SOURCE MATERIAL: Begin
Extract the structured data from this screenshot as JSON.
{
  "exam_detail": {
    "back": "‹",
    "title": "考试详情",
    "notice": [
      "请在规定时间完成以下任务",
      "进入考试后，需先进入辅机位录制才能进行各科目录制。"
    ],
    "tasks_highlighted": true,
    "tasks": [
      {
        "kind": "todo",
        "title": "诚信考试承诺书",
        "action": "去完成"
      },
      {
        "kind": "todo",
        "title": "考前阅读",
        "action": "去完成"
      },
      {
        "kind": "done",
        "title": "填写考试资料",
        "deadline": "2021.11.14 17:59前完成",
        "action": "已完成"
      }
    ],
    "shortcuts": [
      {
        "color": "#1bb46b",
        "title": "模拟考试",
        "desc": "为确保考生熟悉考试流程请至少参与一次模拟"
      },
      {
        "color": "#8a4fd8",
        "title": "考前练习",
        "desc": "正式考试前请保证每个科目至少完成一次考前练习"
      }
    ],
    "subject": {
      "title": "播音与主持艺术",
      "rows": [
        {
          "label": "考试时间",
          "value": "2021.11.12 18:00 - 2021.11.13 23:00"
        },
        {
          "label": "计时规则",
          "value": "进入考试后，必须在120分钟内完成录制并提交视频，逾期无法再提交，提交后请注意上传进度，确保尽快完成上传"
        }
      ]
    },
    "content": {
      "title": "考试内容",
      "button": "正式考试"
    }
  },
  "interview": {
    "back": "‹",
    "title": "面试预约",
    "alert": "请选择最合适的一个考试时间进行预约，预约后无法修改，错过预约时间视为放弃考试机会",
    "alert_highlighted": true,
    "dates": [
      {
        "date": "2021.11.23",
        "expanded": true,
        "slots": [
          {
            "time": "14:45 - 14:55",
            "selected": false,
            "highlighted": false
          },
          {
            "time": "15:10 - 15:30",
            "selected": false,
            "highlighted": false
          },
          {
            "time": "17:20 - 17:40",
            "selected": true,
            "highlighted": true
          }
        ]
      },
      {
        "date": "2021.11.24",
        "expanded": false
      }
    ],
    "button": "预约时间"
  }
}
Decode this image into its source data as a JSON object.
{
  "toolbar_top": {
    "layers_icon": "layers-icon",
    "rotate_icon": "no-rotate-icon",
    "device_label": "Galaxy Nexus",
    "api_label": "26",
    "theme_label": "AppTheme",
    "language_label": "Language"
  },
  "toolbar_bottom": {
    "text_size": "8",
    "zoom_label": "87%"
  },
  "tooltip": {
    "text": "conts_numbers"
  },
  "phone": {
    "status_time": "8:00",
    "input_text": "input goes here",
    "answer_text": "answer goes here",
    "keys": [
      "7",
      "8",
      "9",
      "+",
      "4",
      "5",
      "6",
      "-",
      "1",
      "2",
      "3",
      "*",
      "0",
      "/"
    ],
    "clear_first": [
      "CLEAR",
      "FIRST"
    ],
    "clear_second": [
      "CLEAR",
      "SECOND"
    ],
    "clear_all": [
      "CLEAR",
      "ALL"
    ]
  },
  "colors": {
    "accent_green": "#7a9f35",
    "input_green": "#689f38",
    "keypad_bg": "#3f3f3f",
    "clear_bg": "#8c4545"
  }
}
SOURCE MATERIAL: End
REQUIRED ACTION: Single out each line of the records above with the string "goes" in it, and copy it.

RESPONSE:
    "input_text": "input goes here",
    "answer_text": "answer goes here",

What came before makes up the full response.